Blood-borne Infection Information for People Who Use Drugs

Infection Information

If you use, protect yourself and others from viral hepatitis, HIV, and other infections.

What is HIV?

HIV stands for human immunodeficiency virus. It weakens a person’s immune system by destroying important cells that fight disease and infection. It is spread when people come in contact with the blood, semen, vaginal fluids, or breastmilk of someone who has HIV.

What is Hepatitis C?

Hepatitis C is a virus that attacks and damages the liver. It is spread by blood-to-blood contact with someone who has the hepatitis C virus. The virus can live in dried blood on surfaces and equipment (such as drug use and tattoo equipment) for up to 6 weeks. For more information, check out the hepatitis C webpage.

What is Hepatitis B?

Hepatitis B is a virus that attacks and damages the liver. It is spread when people come in contact with the blood, open sores, or body fluids of someone who has the hepatitis B virus. The hepatitis B virus can survive outside the body for at least 7 days and it is up to 100 times more infectious than HIV. For more information, check out the hepatitis B webpage.

Without medical treatment these viruses can cause serious illness and death. You can feel fine and still have the viruses.

Other Infections

In addition to being at risk for HIV and viral hepatitis, people who share needles or works (like spoons, cookers, cottons, or water) can get other serious health problems, like skin infections or abscesses.

Risk Reduction Strategies

To reduce your risk, be careful not to come in contact with another person’s blood.

  • The best way to reduce your risk is to stop injecting.
  • Wash hands before and after injecting to remove any blood or germs.
  • Don’t share or reuse needles or any other items, including: cotton, cookers, ties, water or items used to snort drugs. All equipment used to prepare and inject drugs can spread infections when shared.
  • If you have ever injected drugs you should get tested for HIV and hepatitis C. If you continue to use, get tested every six months. Knowing about your infection sooner and getting the care you need keeps you healthier and reduces your risk of passing any viruses on to others. Find a testing site near you at gettested.cdc.gov.
  • Use condoms, the right way, every time you have anal or vaginal sex to reduce your risk of getting an infection.

Get vaccinated for hepatitis A and B. There is no vaccine currently available for HIV or hepatitis C.

Other Risk Reduction Resources

Safer Drug Use Strategies

Clean your injection site.

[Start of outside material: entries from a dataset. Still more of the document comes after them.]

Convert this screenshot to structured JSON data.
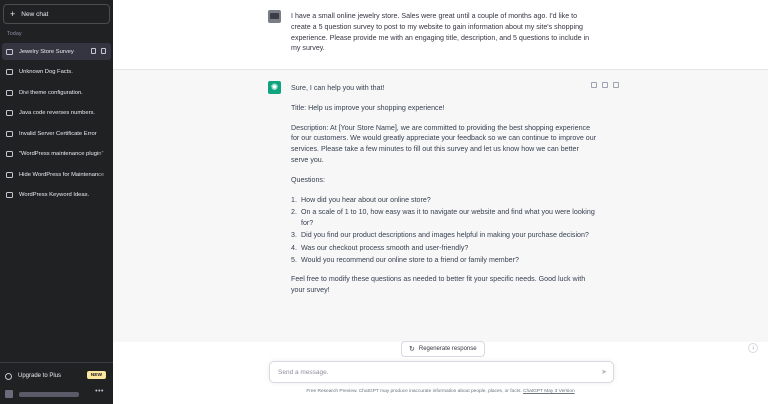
{
  "sidebar": {
    "new_chat": "New chat",
    "section": "Today",
    "items": [
      {
        "label": "Jewelry Store Survey"
      },
      {
        "label": "Unknown Dog Facts."
      },
      {
        "label": "Divi theme configuration."
      },
      {
        "label": "Java code reverses numbers."
      },
      {
        "label": "Invalid Server Certificate Error"
      },
      {
        "label": "\"WordPress maintenance plugin\""
      },
      {
        "label": "Hide WordPress for Maintenance"
      },
      {
        "label": "WordPress Keyword Ideas."
      }
    ],
    "upgrade": "Upgrade to Plus",
    "badge": "NEW"
  },
  "conversation": {
    "user_message": "I have a small online jewelry store. Sales were great until a couple of months ago. I'd like to create a 5 question survey to post to my website to gain information about my site's shopping experience. Please provide me with an engaging title, description, and 5 questions to include in my survey.",
    "assistant": {
      "intro": "Sure, I can help you with that!",
      "title": "Title: Help us improve your shopping experience!",
      "description": "Description: At [Your Store Name], we are committed to providing the best shopping experience for our customers. We would greatly appreciate your feedback so we can continue to improve our services. Please take a few minutes to fill out this survey and let us know how we can better serve you.",
      "questions_heading": "Questions:",
      "questions": [
        {
          "num": "1.",
          "text": "How did you hear about our online store?"
        },
        {
          "num": "2.",
          "text": "On a scale of 1 to 10, how easy was it to navigate our website and find what you were looking for?"
        },
        {
          "num": "3.",
          "text": "Did you find our product descriptions and images helpful in making your purchase decision?"
        },
        {
          "num": "4.",
          "text": "Was our checkout process smooth and user-friendly?"
        },
        {
          "num": "5.",
          "text": "Would you recommend our online store to a friend or family member?"
        }
      ],
      "closing": "Feel free to modify these questions as needed to better fit your specific needs. Good luck with your survey!"
    }
  },
  "composer": {
    "regenerate": "Regenerate response",
    "placeholder": "Send a message."
  },
  "footer": {
    "text": "Free Research Preview. ChatGPT may produce inaccurate information about people, places, or facts.",
    "link": "ChatGPT May 3 Version"
  },
  "colors": {
    "sidebar_bg": "#202123",
    "accent": "#10a37f",
    "badge": "#fae69e"
  }
}
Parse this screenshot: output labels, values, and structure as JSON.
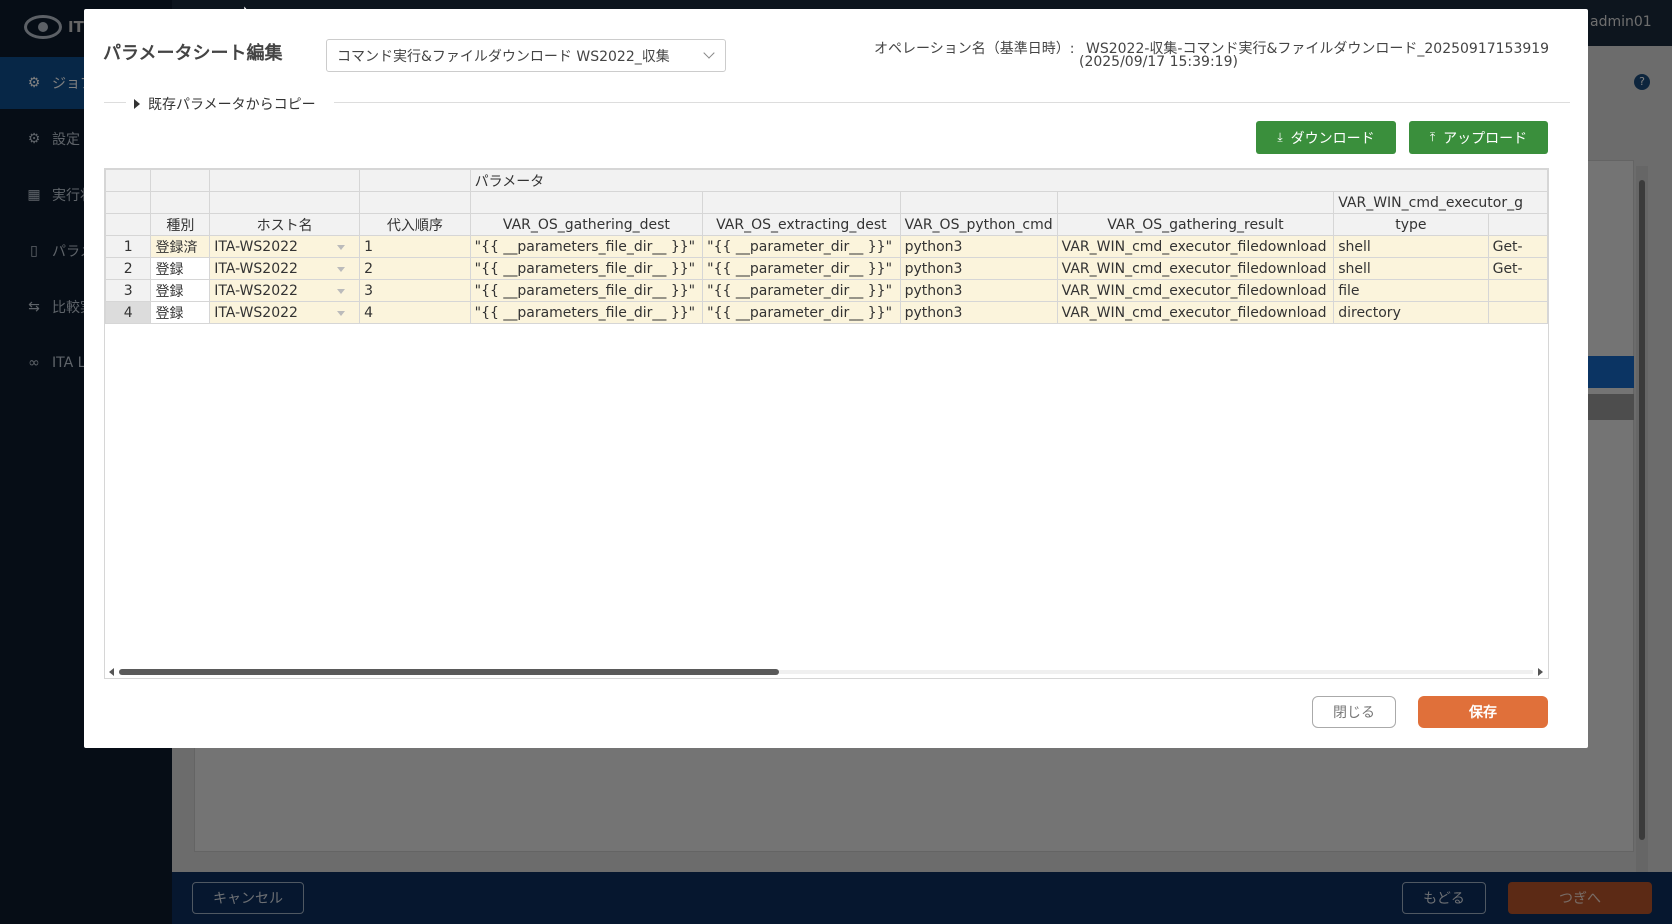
{
  "app": {
    "user": "admin01",
    "logo_text": "IT",
    "nav": [
      {
        "label": "ジョブ"
      },
      {
        "label": "設定"
      },
      {
        "label": "実行状"
      },
      {
        "label": "パラメ"
      },
      {
        "label": "比較実"
      },
      {
        "label": "ITA L"
      }
    ],
    "footer": {
      "cancel": "キャンセル",
      "back": "もどる",
      "next": "つぎへ"
    }
  },
  "modal": {
    "title": "パラメータシート編集",
    "sheet_select_value": "コマンド実行&ファイルダウンロード WS2022_収集",
    "operation_label": "オペレーション名（基準日時）:",
    "operation_name": "WS2022-収集-コマンド実行&ファイルダウンロード_20250917153919",
    "operation_date": "(2025/09/17 15:39:19)",
    "copy_toggle": "既存パラメータからコピー",
    "download_label": "ダウンロード",
    "upload_label": "アップロード",
    "close_label": "閉じる",
    "save_label": "保存"
  },
  "grid": {
    "group_header": "パラメータ",
    "group2_header": "VAR_WIN_cmd_executor_g",
    "columns": [
      "種別",
      "ホスト名",
      "代入順序",
      "VAR_OS_gathering_dest",
      "VAR_OS_extracting_dest",
      "VAR_OS_python_cmd",
      "VAR_OS_gathering_result",
      "type",
      ""
    ],
    "rows": [
      {
        "num": "1",
        "kind": "登録済",
        "host": "ITA-WS2022",
        "order": "1",
        "gathering_dest": "\"{{ __parameters_file_dir__ }}\"",
        "extracting_dest": "\"{{ __parameter_dir__ }}\"",
        "python_cmd": "python3",
        "gathering_result": "VAR_WIN_cmd_executor_filedownload",
        "type": "shell",
        "extra": "Get-"
      },
      {
        "num": "2",
        "kind": "登録",
        "host": "ITA-WS2022",
        "order": "2",
        "gathering_dest": "\"{{ __parameters_file_dir__ }}\"",
        "extracting_dest": "\"{{ __parameter_dir__ }}\"",
        "python_cmd": "python3",
        "gathering_result": "VAR_WIN_cmd_executor_filedownload",
        "type": "shell",
        "extra": "Get-"
      },
      {
        "num": "3",
        "kind": "登録",
        "host": "ITA-WS2022",
        "order": "3",
        "gathering_dest": "\"{{ __parameters_file_dir__ }}\"",
        "extracting_dest": "\"{{ __parameter_dir__ }}\"",
        "python_cmd": "python3",
        "gathering_result": "VAR_WIN_cmd_executor_filedownload",
        "type": "file",
        "extra": ""
      },
      {
        "num": "4",
        "kind": "登録",
        "host": "ITA-WS2022",
        "order": "4",
        "gathering_dest": "\"{{ __parameters_file_dir__ }}\"",
        "extracting_dest": "\"{{ __parameter_dir__ }}\"",
        "python_cmd": "python3",
        "gathering_result": "VAR_WIN_cmd_executor_filedownload",
        "type": "directory",
        "extra": ""
      }
    ]
  },
  "colors": {
    "primary_green": "#3a8f3c",
    "save_orange": "#e0703a",
    "row_fill": "#fbf4dc",
    "nav_active": "#0f4f8f"
  }
}
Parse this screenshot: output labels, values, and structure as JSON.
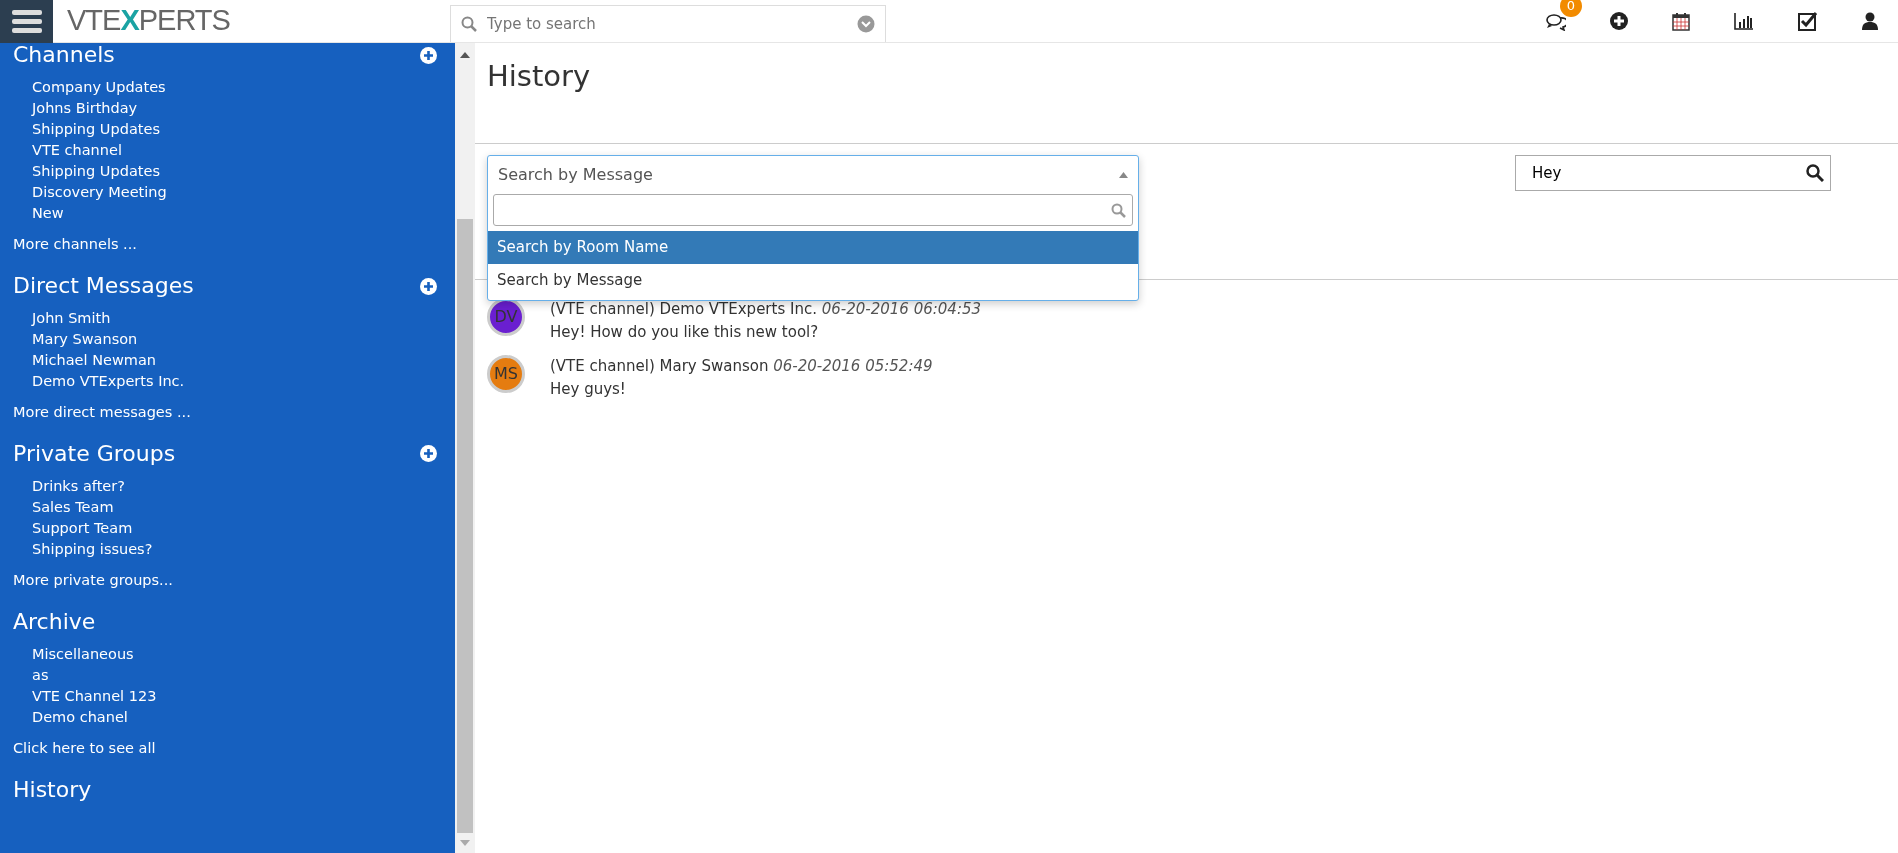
{
  "header": {
    "logo": [
      {
        "text": "VTE",
        "accent": false
      },
      {
        "text": "X",
        "accent": true
      },
      {
        "text": "PERTS",
        "accent": false
      }
    ],
    "search": {
      "placeholder": "Type to search"
    },
    "chat_badge": "0"
  },
  "sidebar": {
    "sections": [
      {
        "title": "Channels",
        "add": true,
        "items": [
          "Company Updates",
          "Johns Birthday",
          "Shipping Updates",
          "VTE channel",
          "Shipping Updates",
          "Discovery Meeting",
          "New"
        ],
        "more": "More channels ..."
      },
      {
        "title": "Direct Messages",
        "add": true,
        "items": [
          "John Smith",
          "Mary Swanson",
          "Michael Newman",
          "Demo VTExperts Inc."
        ],
        "more": "More direct messages ..."
      },
      {
        "title": "Private Groups",
        "add": true,
        "items": [
          "Drinks after?",
          "Sales Team",
          "Support Team",
          "Shipping issues?"
        ],
        "more": "More private groups..."
      },
      {
        "title": "Archive",
        "add": false,
        "items": [
          "Miscellaneous",
          "as",
          "VTE Channel 123",
          "Demo chanel"
        ],
        "more": "Click here to see all"
      },
      {
        "title": "History",
        "add": false
      }
    ]
  },
  "main": {
    "title": "History",
    "filter": {
      "value": "Search by Message",
      "open": true,
      "options": [
        {
          "label": "Search by Room Name",
          "highlighted": true
        },
        {
          "label": "Search by Message",
          "highlighted": false
        }
      ]
    },
    "search": {
      "value": "Hey"
    },
    "messages": [
      {
        "initials": "DV",
        "color": "#6a1fd0",
        "sender": "(VTE channel) Demo VTExperts Inc.",
        "time": "06-20-2016 06:04:53",
        "text": "Hey! How do you like this new tool?"
      },
      {
        "initials": "MS",
        "color": "#e57c10",
        "sender": "(VTE channel) Mary Swanson",
        "time": "06-20-2016 05:52:49",
        "text": "Hey guys!"
      }
    ]
  }
}
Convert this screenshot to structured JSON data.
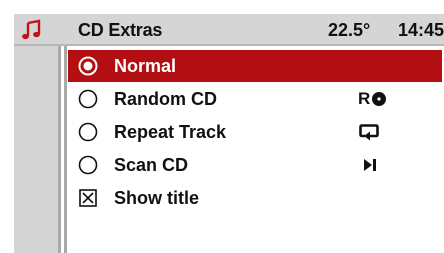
{
  "header": {
    "title": "CD Extras",
    "temperature": "22.5°",
    "time": "14:45",
    "icon": "music-note-icon",
    "icon_color": "#c1121a"
  },
  "menu": {
    "items": [
      {
        "label": "Normal",
        "control": "radio",
        "checked": true,
        "selected": true,
        "status_icon": ""
      },
      {
        "label": "Random CD",
        "control": "radio",
        "checked": false,
        "selected": false,
        "status_icon": "random-cd-icon",
        "status_text": "R"
      },
      {
        "label": "Repeat Track",
        "control": "radio",
        "checked": false,
        "selected": false,
        "status_icon": "repeat-icon"
      },
      {
        "label": "Scan CD",
        "control": "radio",
        "checked": false,
        "selected": false,
        "status_icon": "scan-icon"
      },
      {
        "label": "Show title",
        "control": "checkbox",
        "checked": true,
        "selected": false,
        "status_icon": ""
      }
    ]
  },
  "colors": {
    "selection": "#b30e12",
    "panel": "#d5d5d5",
    "text": "#111111",
    "background": "#ffffff"
  }
}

Clean your skin with an alcohol swab or clean soapy water before using to reduce infections of the skin and blood.

Dispose of used equipment safely.

You can protect others by putting used items in a strong container with a secure top (like a laundry detergent bottle). Tape it closed and label it: “Sharps, Do Not Recycle”.

Clean needles.

It’s best not to reuse needles. If you must reuse, clean your syringe with sterile water and bleach.

NEED NALOXONE (NARCAN®)?

MoNetwork (free): 844-732-3587

You can buy naloxone (Narcan®) with or without
a prescription at most pharmacies.

Don’t use alone.

Try to never be alone when using and take turns so someone is alert enough to give naloxone and call 911. With any drug use there is a chance of overdose.

Keep naloxone (Narcan®) with you.

It reverses the effects of heroin and other opioids, especially during an overdose.

Call 911 if someone is overdosing.

Missouri’s 911 Good Samaritan law protects you and the person overdosing from arrest for possession of drugs and paraphernalia.

WANT HELP?

Call (800) 662-HELP (4357) for information on where to get help, or go to samhsa.gov.

IN A CRISIS? Call (800) 273-TALK (8255) or you can text HOME to 741741.